Upon returning to the United States, John Forbes left the volatile China trade and invested in land, iron, and railroads. While actively participating in the Saturday Club with Boston Unitarians notable in science, religion, philosophy, and literature, Forbes was president of the Chicago Central Railroad, which pioneered the first trains from the East to Chicago. Throughout half a century of investing in the consolidation of railroad development opening the West, he led in the creation of the newly industrializing nation’s very first big business. He is recognized as a pioneering precursor of Henry Ford a century later.

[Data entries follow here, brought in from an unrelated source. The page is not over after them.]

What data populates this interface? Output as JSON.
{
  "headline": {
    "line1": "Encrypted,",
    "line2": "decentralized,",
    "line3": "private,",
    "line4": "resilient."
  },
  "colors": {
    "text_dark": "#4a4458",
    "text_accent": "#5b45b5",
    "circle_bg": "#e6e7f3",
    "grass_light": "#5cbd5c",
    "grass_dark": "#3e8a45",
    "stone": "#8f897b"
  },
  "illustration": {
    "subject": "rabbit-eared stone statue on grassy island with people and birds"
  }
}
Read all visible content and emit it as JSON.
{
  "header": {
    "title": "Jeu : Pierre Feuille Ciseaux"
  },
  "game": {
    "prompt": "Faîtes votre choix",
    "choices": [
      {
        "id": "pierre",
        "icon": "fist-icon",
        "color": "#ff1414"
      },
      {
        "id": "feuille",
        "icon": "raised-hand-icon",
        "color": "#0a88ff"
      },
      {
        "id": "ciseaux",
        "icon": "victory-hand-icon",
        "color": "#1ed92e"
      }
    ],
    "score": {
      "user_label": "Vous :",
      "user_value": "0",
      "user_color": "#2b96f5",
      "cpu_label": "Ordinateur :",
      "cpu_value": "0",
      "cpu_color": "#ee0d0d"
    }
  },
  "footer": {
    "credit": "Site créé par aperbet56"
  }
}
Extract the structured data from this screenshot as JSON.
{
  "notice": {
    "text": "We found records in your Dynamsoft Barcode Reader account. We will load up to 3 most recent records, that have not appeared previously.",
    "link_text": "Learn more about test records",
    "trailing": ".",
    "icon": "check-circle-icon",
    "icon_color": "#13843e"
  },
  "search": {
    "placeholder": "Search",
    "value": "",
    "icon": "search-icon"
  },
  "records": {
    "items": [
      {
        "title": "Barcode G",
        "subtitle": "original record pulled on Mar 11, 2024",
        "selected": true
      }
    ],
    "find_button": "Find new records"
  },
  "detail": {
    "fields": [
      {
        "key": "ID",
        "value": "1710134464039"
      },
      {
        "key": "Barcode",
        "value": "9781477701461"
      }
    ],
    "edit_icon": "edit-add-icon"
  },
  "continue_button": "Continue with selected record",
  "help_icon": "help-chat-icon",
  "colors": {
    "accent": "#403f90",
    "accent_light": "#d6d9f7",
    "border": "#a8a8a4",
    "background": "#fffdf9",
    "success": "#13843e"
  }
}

John Murray Forbes, long admired by many for his personal integrity, contributed to American society through endorsing Wendell Phillips, providing weapons to fight slavery, and entertaining John Brown. In addition to providing wartime counsel to President Lincoln and his cabinet, Forbes was sent on a secret mission to England which prevented the Confederacy from securing two ironclad ships. Among his various other philanthropies were his help in building the Massachusetts Institute of Technology as well as the Tuskegee and Hampton Schools, and his lead in fostering the Robert Gould Shaw monument on the Boston Common just across from the Unitarian Universalist Association on Beacon Street.